■ **Description of the task**: In the data, find each line where the word "نظام" appears and list that line.
━━━━
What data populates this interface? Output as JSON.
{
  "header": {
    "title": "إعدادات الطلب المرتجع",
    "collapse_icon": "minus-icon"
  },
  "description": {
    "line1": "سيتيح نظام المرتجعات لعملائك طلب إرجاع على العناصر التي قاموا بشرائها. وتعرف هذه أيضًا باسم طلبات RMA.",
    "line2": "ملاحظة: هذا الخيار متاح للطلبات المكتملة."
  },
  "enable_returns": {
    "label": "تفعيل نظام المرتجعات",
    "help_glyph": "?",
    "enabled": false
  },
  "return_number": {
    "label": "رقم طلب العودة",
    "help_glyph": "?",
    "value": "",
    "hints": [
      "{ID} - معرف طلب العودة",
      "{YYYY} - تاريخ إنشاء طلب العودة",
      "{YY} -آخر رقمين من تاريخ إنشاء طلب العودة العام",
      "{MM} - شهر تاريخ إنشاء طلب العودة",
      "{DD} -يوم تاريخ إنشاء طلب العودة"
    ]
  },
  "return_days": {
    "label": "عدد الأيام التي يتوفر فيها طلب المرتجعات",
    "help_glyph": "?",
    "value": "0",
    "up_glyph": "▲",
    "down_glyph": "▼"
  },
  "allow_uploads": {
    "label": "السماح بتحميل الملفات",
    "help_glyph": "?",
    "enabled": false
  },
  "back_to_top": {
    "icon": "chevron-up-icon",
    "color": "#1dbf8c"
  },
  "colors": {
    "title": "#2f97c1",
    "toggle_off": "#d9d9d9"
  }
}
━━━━
■ **Problem solution**:
    "line1": "سيتيح نظام المرتجعات لعملائك طلب إرجاع على العناصر التي قاموا بشرائها. وتعرف هذه أيضًا باسم طلبات RMA.",
    "label": "تفعيل نظام المرتجعات",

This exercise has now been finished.